Advertising painful yet pleasurable experiences: The interaction of hedonic frame and regulatory focus

Open Access
Liu, Qing
Graduate Program:
Hotel, Restaurant, and Institutional Management
Doctor of Philosophy
Document Type:
Date of Defense:
April 25, 2016
Committee Members:
  • Anna S Mattila, Dissertation Advisor
  • Anna S Mattila, Committee Chair
  • Hubert Van Hoof, Committee Member
  • David Allen Cranage, Committee Member
  • Lisa Elizabeth Bolton, Committee Member
  • Hospitality Management
  • Marketing
  • Advertising
  • Consumer Behavior
  • Regulatory Focus
  • Hedonic Consumption

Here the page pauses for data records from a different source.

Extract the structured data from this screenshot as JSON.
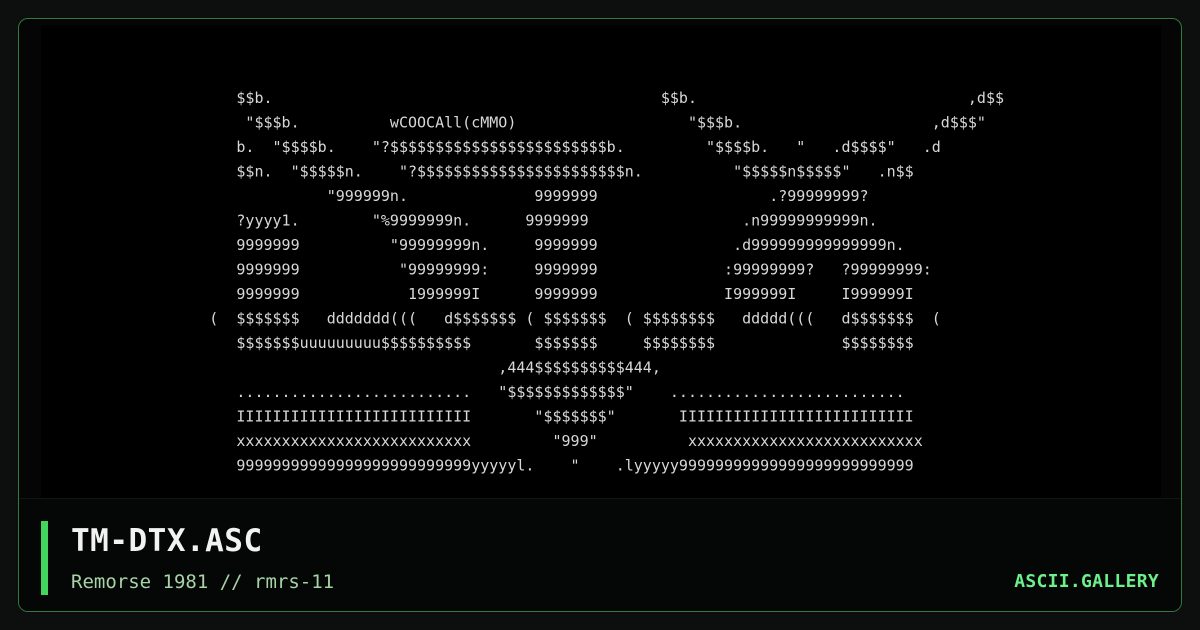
{
  "artwork": {
    "lines": [
      "             $$b.                                           $$b.                              ,d$$",
      "              \"$$$b.          wCOOCAll(cMMO)                   \"$$$b.                     ,d$$$\"",
      "             b.  \"$$$$b.    \"?$$$$$$$$$$$$$$$$$$$$$$$$b.         \"$$$$b.   \"   .d$$$$\"   .d",
      "             $$n.  \"$$$$$n.    \"?$$$$$$$$$$$$$$$$$$$$$$$n.          \"$$$$$n$$$$$\"   .n$$",
      "                       \"999999n.              9999999                   .?99999999?",
      "             ?yyyy1.        \"%9999999n.      9999999                 .n99999999999n.",
      "             9999999          \"99999999n.     9999999               .d999999999999999n.",
      "             9999999           \"99999999:     9999999              :99999999?   ?99999999:",
      "             9999999            1999999I      9999999              I999999I     I999999I",
      "          (  $$$$$$$   ddddddd(((   d$$$$$$$ ( $$$$$$$  ( $$$$$$$$   ddddd(((   d$$$$$$$  (",
      "             $$$$$$$uuuuuuuuu$$$$$$$$$$       $$$$$$$     $$$$$$$$              $$$$$$$$",
      "                                          ,444$$$$$$$$$$444,",
      "             ..........................   \"$$$$$$$$$$$$$\"    ..........................",
      "             IIIIIIIIIIIIIIIIIIIIIIIIII       \"$$$$$$$\"       IIIIIIIIIIIIIIIIIIIIIIIIII",
      "             xxxxxxxxxxxxxxxxxxxxxxxxxx         \"999\"          xxxxxxxxxxxxxxxxxxxxxxxxxx",
      "             99999999999999999999999999yyyyyl.    \"    .lyyyyy99999999999999999999999999"
    ]
  },
  "footer": {
    "title": "TM-DTX.ASC",
    "subtitle": "Remorse 1981 // rmrs-11",
    "brand": "ASCII.GALLERY"
  },
  "colors": {
    "accent": "#44d55f",
    "brand": "#6cf08b",
    "subtitle": "#a7d3a6",
    "art_text": "#d8d8d8"
  }
}
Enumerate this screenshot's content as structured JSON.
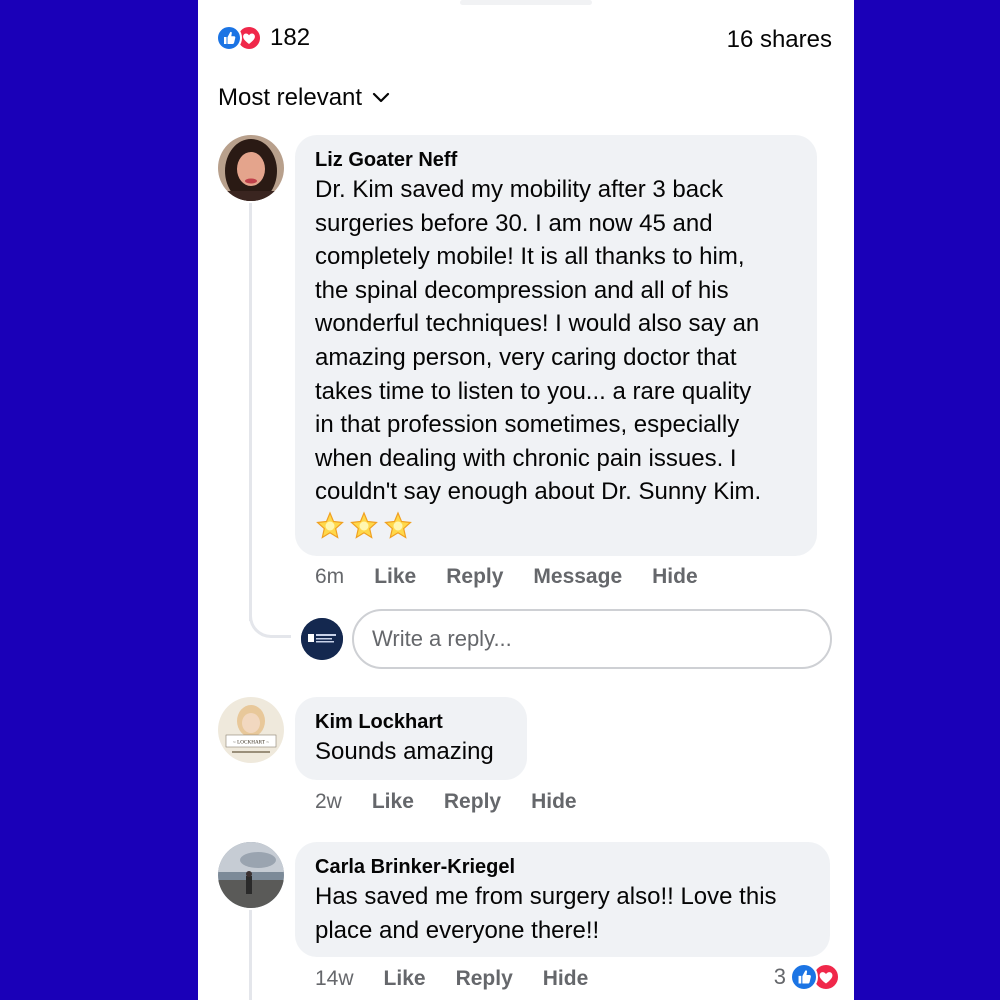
{
  "header": {
    "reaction_count": "182",
    "shares": "16 shares",
    "sort_label": "Most relevant"
  },
  "comments": [
    {
      "author": "Liz Goater Neff",
      "lines": [
        "Dr. Kim saved my mobility after 3 back",
        "surgeries before 30. I am now 45 and",
        "completely mobile! It is all thanks to him,",
        "the spinal decompression and all of his",
        "wonderful techniques! I would also say an",
        "amazing person, very caring doctor that",
        "takes time to listen to you... a rare quality",
        "in that profession sometimes, especially",
        "when dealing with chronic pain issues. I",
        "couldn't say enough about Dr. Sunny Kim."
      ],
      "emoji": "🌟🌟🌟",
      "time": "6m",
      "actions": [
        "Like",
        "Reply",
        "Message",
        "Hide"
      ]
    },
    {
      "author": "Kim Lockhart",
      "text": "Sounds amazing",
      "time": "2w",
      "actions": [
        "Like",
        "Reply",
        "Hide"
      ]
    },
    {
      "author": "Carla Brinker-Kriegel",
      "lines": [
        "Has saved me from surgery also!! Love this",
        "place and everyone there!!"
      ],
      "time": "14w",
      "actions": [
        "Like",
        "Reply",
        "Hide"
      ],
      "reaction_count": "3"
    }
  ],
  "reply_box": {
    "placeholder": "Write a reply..."
  },
  "avatar_text": {
    "lockhart_sign": "~ LOCKHART ~"
  },
  "colors": {
    "background": "#1a00b8",
    "like_blue": "#1b74e4",
    "love_red": "#f0284a",
    "bubble": "#f0f2f5",
    "meta_gray": "#65676b"
  },
  "icons": [
    "like-icon",
    "love-icon",
    "chevron-down-icon",
    "star-emoji"
  ]
}
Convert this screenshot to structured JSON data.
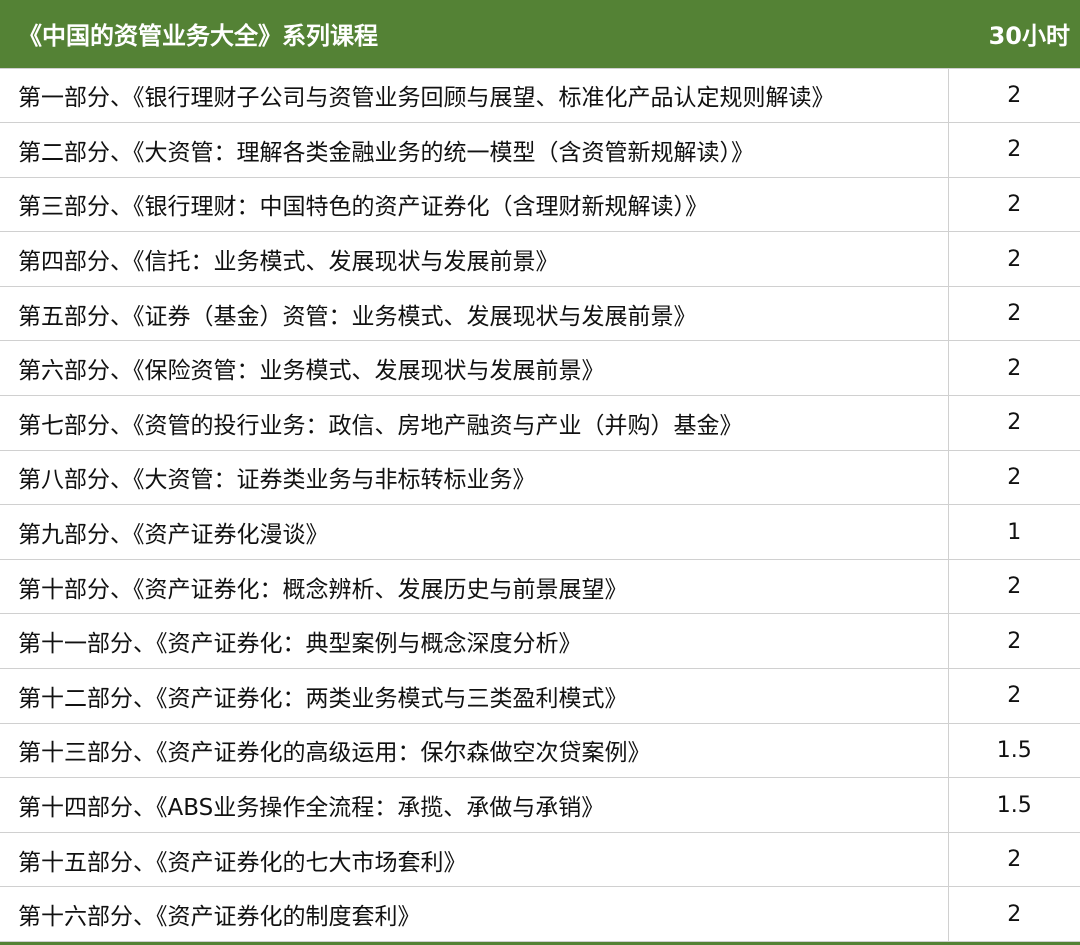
{
  "header": {
    "title": "《中国的资管业务大全》系列课程",
    "hours": "30小时"
  },
  "colors": {
    "header_bg": "#548235",
    "header_text": "#ffffff",
    "grid": "#d0d0d0"
  },
  "rows": [
    {
      "title": "第一部分、《银行理财子公司与资管业务回顾与展望、标准化产品认定规则解读》",
      "hours": "2"
    },
    {
      "title": "第二部分、《大资管：理解各类金融业务的统一模型（含资管新规解读）》",
      "hours": "2"
    },
    {
      "title": "第三部分、《银行理财：中国特色的资产证券化（含理财新规解读）》",
      "hours": "2"
    },
    {
      "title": "第四部分、《信托：业务模式、发展现状与发展前景》",
      "hours": "2"
    },
    {
      "title": "第五部分、《证券（基金）资管：业务模式、发展现状与发展前景》",
      "hours": "2"
    },
    {
      "title": "第六部分、《保险资管：业务模式、发展现状与发展前景》",
      "hours": "2"
    },
    {
      "title": "第七部分、《资管的投行业务：政信、房地产融资与产业（并购）基金》",
      "hours": "2"
    },
    {
      "title": "第八部分、《大资管：证券类业务与非标转标业务》",
      "hours": "2"
    },
    {
      "title": "第九部分、《资产证券化漫谈》",
      "hours": "1"
    },
    {
      "title": "第十部分、《资产证券化：概念辨析、发展历史与前景展望》",
      "hours": "2"
    },
    {
      "title": "第十一部分、《资产证券化：典型案例与概念深度分析》",
      "hours": "2"
    },
    {
      "title": "第十二部分、《资产证券化：两类业务模式与三类盈利模式》",
      "hours": "2"
    },
    {
      "title": "第十三部分、《资产证券化的高级运用：保尔森做空次贷案例》",
      "hours": "1.5"
    },
    {
      "title": "第十四部分、《ABS业务操作全流程：承揽、承做与承销》",
      "hours": "1.5"
    },
    {
      "title": "第十五部分、《资产证券化的七大市场套利》",
      "hours": "2"
    },
    {
      "title": "第十六部分、《资产证券化的制度套利》",
      "hours": "2"
    }
  ]
}
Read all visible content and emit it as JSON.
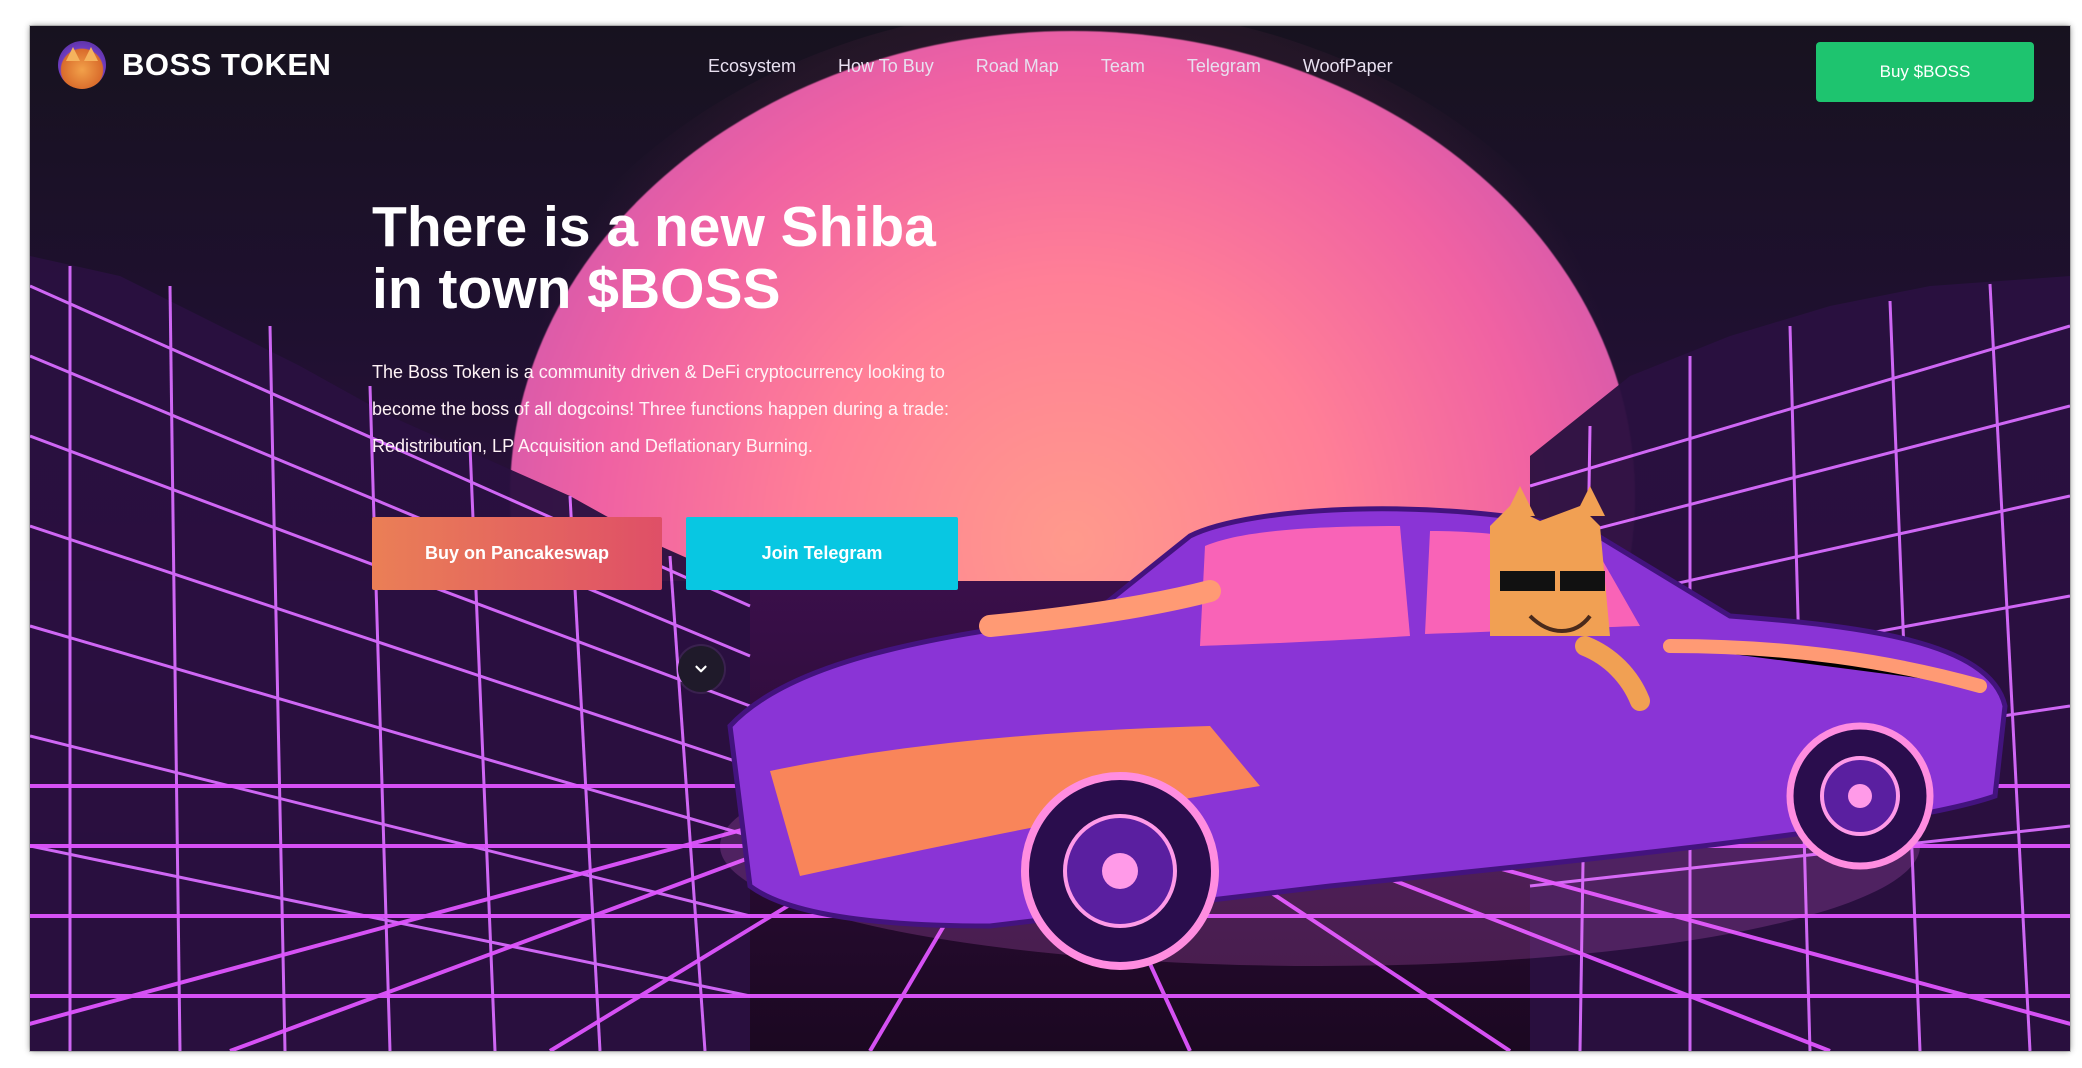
{
  "brand": {
    "name": "BOSS TOKEN",
    "logo_icon": "shiba-logo-icon"
  },
  "nav": {
    "links": [
      {
        "label": "Ecosystem"
      },
      {
        "label": "How To Buy"
      },
      {
        "label": "Road Map"
      },
      {
        "label": "Team"
      },
      {
        "label": "Telegram"
      },
      {
        "label": "WoofPaper"
      }
    ],
    "buy_button": "Buy $BOSS"
  },
  "hero": {
    "title_line1": "There is a new Shiba",
    "title_line2": "in town $BOSS",
    "description_line1": "The Boss Token is a community driven & DeFi cryptocurrency looking to",
    "description_line2": "become the boss of all dogcoins! Three functions happen during a trade:",
    "description_line3": "Redistribution, LP Acquisition and Deflationary Burning.",
    "btn_pancakeswap": "Buy on Pancakeswap",
    "btn_telegram": "Join Telegram",
    "scroll_icon": "chevron-down-icon"
  },
  "colors": {
    "buy_green": "#1ec46f",
    "pancake_start": "#ea7f56",
    "pancake_end": "#df4f67",
    "telegram_cyan": "#08c7e2",
    "sun_pink": "#ff7f97",
    "grid_magenta": "#e055ff"
  }
}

Despite the fact that people seek painful yet pleasurable experiences (e.g., roller coaster rides, massage therapy), the existing hospitality literature offers little guidance on how to market “pleasurable pain” to consumers. While pain appeals and pleasure appeals are widely used by hospitality firms, research examining the effectiveness of these hedonic appeals is lacking. To address this gap, the current dissertation investigates consumers’ affective and cognitive reactions to hedonic appeals in a series of three experimental studies. Drawing on regulatory focus theory, I argue that the pain frame―signaling risk involved in a service experience―is more congruent with a promotion focus that motivates risk taking. In contrast, the pleasure frame better matches a prevention focus as it relates to risk aversion. In the advertising context, persuasion will be enhanced when there is a correspondence between hedonic frame and regulatory focus. Consistent with my predictions, the results of this dissertation suggest that the pain frame generates more favorable brand evaluations among individuals with a chronic promotion focus, whereas the pleasure frame is more effective among individuals with a chronic prevention focus (Study 1). In addition, brand evaluations are enhanced when pairing the pain frame with promotion-focused information or when pairing the pleasure frame with prevention-focused information. The underlying reason is that compatible (incompatible) messages reduce (increase) consumers’ felt discomfort (Study 2). Moreover, I demonstrate that when the pain frame is employed, offering service guarantees will boost brand evaluations among prevention-focused individuals but backfire among their promotion-focused counterparts (Study 3). Results from mediation analyses in the three studies provide convergent evidence that negative affect and positive affect underlie the observed interaction effects on brand evaluation.